- WHAT IS EXPECTED
Lines containing the word "使用私有词库": say how many there are in the listing, with only the number as the answer.

- RECORDS FOR THE EXERCISE
•••

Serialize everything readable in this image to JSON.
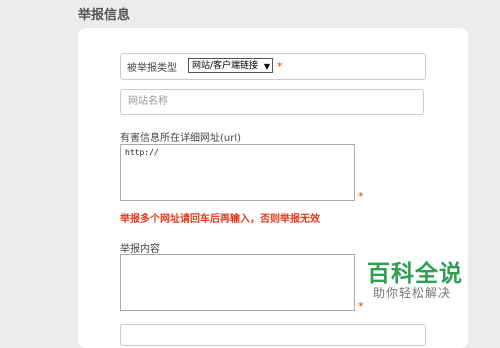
{
  "section_title": "举报信息",
  "report_type": {
    "label": "被举报类型",
    "selected": "网站/客户端链接",
    "required_mark": "*"
  },
  "site_name": {
    "placeholder": "网站名称"
  },
  "url_field": {
    "label": "有害信息所在详细网址(url)",
    "value": "http://",
    "required_mark": "*"
  },
  "warning_text": "举报多个网址请回车后再输入，否则举报无效",
  "content_field": {
    "label": "举报内容",
    "value": "",
    "required_mark": "*"
  },
  "watermark": {
    "brand": "百科全说",
    "slogan": "助你轻松解决"
  },
  "colors": {
    "required": "#e53a1e",
    "watermark_green": "#2e9e52"
  }
}
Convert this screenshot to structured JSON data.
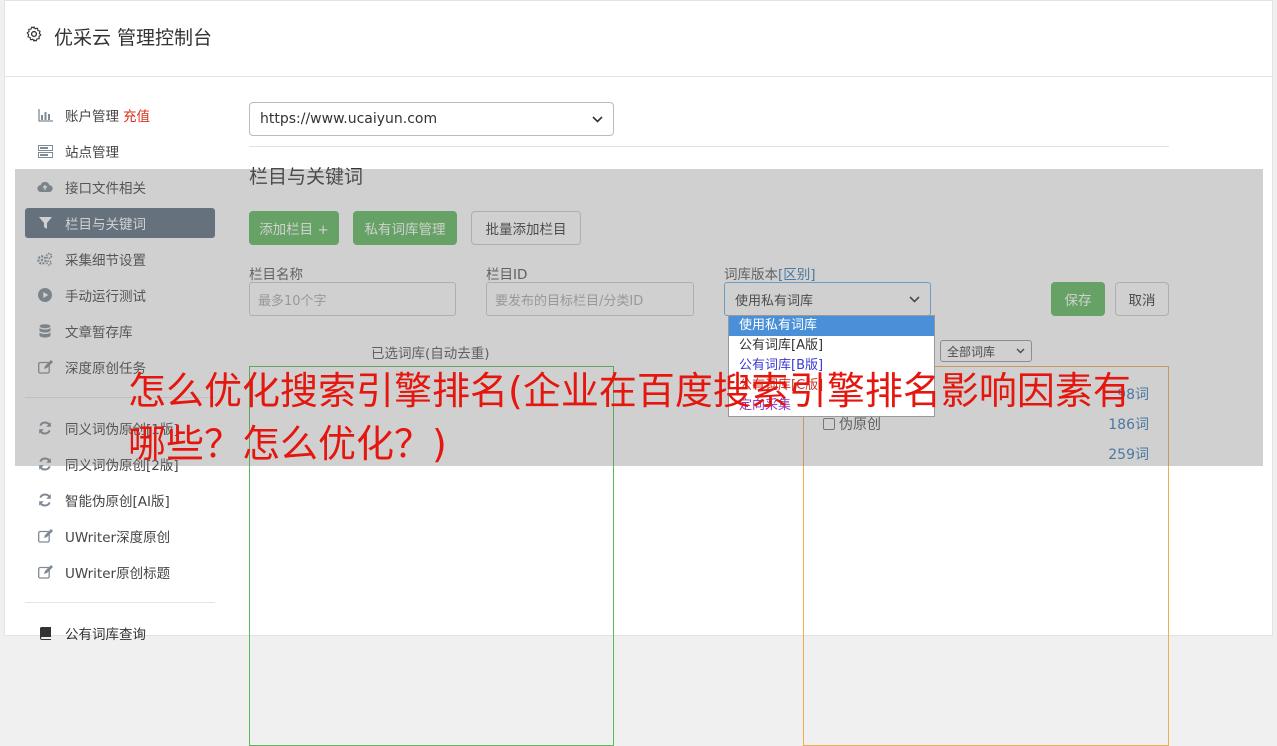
{
  "header": {
    "title": "优采云 管理控制台"
  },
  "sidebar": {
    "items": [
      {
        "label": "账户管理",
        "extra": "充值",
        "icon": "bar-chart-icon"
      },
      {
        "label": "站点管理",
        "icon": "server-icon"
      },
      {
        "label": "接口文件相关",
        "icon": "cloud-upload-icon"
      },
      {
        "label": "栏目与关键词",
        "icon": "filter-icon",
        "active": true
      },
      {
        "label": "采集细节设置",
        "icon": "gears-icon"
      },
      {
        "label": "手动运行测试",
        "icon": "play-circle-icon"
      },
      {
        "label": "文章暂存库",
        "icon": "database-icon"
      },
      {
        "label": "深度原创任务",
        "icon": "edit-icon"
      },
      {
        "label": "同义词伪原创[1版]",
        "icon": "refresh-icon"
      },
      {
        "label": "同义词伪原创[2版]",
        "icon": "refresh-icon"
      },
      {
        "label": "智能伪原创[AI版]",
        "icon": "refresh-icon"
      },
      {
        "label": "UWriter深度原创",
        "icon": "edit-icon"
      },
      {
        "label": "UWriter原创标题",
        "icon": "edit-icon"
      },
      {
        "label": "公有词库查询",
        "icon": "book-icon"
      }
    ]
  },
  "main": {
    "site_select_value": "https://www.ucaiyun.com",
    "section_title": "栏目与关键词",
    "buttons": {
      "add_column": "添加栏目 +",
      "private_lib": "私有词库管理",
      "batch_add": "批量添加栏目",
      "save": "保存",
      "cancel": "取消"
    },
    "form": {
      "column_name_label": "栏目名称",
      "column_name_placeholder": "最多10个字",
      "column_id_label": "栏目ID",
      "column_id_placeholder": "要发布的目标栏目/分类ID",
      "lib_version_label": "词库版本",
      "lib_version_link": "[区别]",
      "lib_version_value": "使用私有词库"
    },
    "dropdown_options": [
      {
        "label": "使用私有词库",
        "color": "#ffffff",
        "selected": true
      },
      {
        "label": "公有词库[A版]",
        "color": "#333333"
      },
      {
        "label": "公有词库[B版]",
        "color": "#3a3ad6"
      },
      {
        "label": "公有词库[C版]",
        "color": "#c0392b"
      },
      {
        "label": "定向采集",
        "color": "#8e3ac4"
      }
    ],
    "selected_lib_title": "已选词库(自动去重)",
    "all_lib_select": "全部词库",
    "lib_rows": [
      {
        "name": "",
        "count": "98词"
      },
      {
        "name": "伪原创",
        "count": "186词"
      },
      {
        "name": "",
        "count": "259词"
      }
    ]
  },
  "overlay_caption": "怎么优化搜索引擎排名(企业在百度搜索引擎排名影响因素有哪些？怎么优化？)"
}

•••

- RESPONSE FOR THIS EXERCISE
2